# SUPPLIED DATA
--- START ---

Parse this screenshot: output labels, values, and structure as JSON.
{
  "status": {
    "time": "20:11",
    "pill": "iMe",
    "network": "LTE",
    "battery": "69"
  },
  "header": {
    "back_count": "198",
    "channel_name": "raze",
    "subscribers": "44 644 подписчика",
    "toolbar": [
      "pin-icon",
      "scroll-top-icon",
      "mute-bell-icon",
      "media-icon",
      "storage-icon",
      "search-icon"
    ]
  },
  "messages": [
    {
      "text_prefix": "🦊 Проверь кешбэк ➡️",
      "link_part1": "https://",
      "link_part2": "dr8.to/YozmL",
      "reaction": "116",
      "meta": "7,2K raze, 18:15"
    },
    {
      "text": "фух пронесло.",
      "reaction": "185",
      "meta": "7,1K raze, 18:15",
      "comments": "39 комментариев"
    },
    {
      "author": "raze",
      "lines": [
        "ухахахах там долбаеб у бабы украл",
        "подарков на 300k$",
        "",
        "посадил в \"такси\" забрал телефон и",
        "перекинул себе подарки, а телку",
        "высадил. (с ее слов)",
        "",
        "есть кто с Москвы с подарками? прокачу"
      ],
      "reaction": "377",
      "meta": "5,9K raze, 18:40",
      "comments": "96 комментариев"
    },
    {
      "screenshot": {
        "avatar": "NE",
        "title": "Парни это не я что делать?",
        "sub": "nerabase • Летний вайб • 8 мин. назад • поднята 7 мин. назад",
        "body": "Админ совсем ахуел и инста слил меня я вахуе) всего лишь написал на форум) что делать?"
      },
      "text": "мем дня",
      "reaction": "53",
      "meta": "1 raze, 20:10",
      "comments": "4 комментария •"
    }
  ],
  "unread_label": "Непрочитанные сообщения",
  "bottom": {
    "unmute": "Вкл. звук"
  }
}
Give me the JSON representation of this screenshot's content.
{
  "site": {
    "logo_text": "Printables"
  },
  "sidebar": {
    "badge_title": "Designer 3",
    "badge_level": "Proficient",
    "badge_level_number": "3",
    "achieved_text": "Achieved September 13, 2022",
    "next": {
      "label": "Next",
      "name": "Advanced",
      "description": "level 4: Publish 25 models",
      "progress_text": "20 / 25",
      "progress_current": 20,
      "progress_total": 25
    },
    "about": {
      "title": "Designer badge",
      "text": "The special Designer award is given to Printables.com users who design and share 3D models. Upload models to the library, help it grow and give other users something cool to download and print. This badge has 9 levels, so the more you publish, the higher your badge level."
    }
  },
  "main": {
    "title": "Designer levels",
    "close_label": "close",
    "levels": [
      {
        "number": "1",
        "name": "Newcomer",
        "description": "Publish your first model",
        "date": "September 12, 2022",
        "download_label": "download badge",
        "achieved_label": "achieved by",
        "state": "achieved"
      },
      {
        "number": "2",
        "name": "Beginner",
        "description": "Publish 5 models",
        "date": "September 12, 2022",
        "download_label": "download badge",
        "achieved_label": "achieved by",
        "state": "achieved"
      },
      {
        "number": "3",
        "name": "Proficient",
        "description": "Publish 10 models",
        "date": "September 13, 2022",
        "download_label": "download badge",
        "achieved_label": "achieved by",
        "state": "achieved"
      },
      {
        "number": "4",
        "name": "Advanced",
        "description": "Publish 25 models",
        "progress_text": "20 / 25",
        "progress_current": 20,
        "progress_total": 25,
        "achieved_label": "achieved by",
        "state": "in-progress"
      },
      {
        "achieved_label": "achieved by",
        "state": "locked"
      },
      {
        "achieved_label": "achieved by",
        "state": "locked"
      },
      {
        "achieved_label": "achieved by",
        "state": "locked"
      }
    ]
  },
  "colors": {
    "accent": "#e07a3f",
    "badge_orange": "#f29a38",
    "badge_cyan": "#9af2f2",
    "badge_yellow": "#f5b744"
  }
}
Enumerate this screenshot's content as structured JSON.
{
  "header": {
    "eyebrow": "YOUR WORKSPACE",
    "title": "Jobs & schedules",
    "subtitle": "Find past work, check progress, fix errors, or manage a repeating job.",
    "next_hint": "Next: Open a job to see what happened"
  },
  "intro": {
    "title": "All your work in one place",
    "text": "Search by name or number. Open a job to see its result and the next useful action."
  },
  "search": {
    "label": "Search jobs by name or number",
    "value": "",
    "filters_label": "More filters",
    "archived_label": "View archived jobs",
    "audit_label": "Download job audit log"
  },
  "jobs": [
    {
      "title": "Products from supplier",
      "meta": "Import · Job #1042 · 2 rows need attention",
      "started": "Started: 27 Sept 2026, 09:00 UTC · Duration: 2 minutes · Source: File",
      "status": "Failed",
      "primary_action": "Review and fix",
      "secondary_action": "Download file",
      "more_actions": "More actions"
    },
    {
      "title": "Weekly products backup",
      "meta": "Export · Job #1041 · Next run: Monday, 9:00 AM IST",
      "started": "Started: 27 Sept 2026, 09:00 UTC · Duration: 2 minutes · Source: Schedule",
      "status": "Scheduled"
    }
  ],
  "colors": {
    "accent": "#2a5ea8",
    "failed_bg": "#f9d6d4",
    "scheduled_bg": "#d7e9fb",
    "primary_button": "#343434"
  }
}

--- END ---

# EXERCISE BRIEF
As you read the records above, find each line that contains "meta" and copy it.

# WRITTEN REPLY
      "meta": "7,2K raze, 18:15"
      "meta": "7,1K raze, 18:15",
      "meta": "5,9K raze, 18:40",
      "meta": "1 raze, 20:10",
      "meta": "Import · Job #1042 · 2 rows need attention",
      "meta": "Export · Job #1041 · Next run: Monday, 9:00 AM IST",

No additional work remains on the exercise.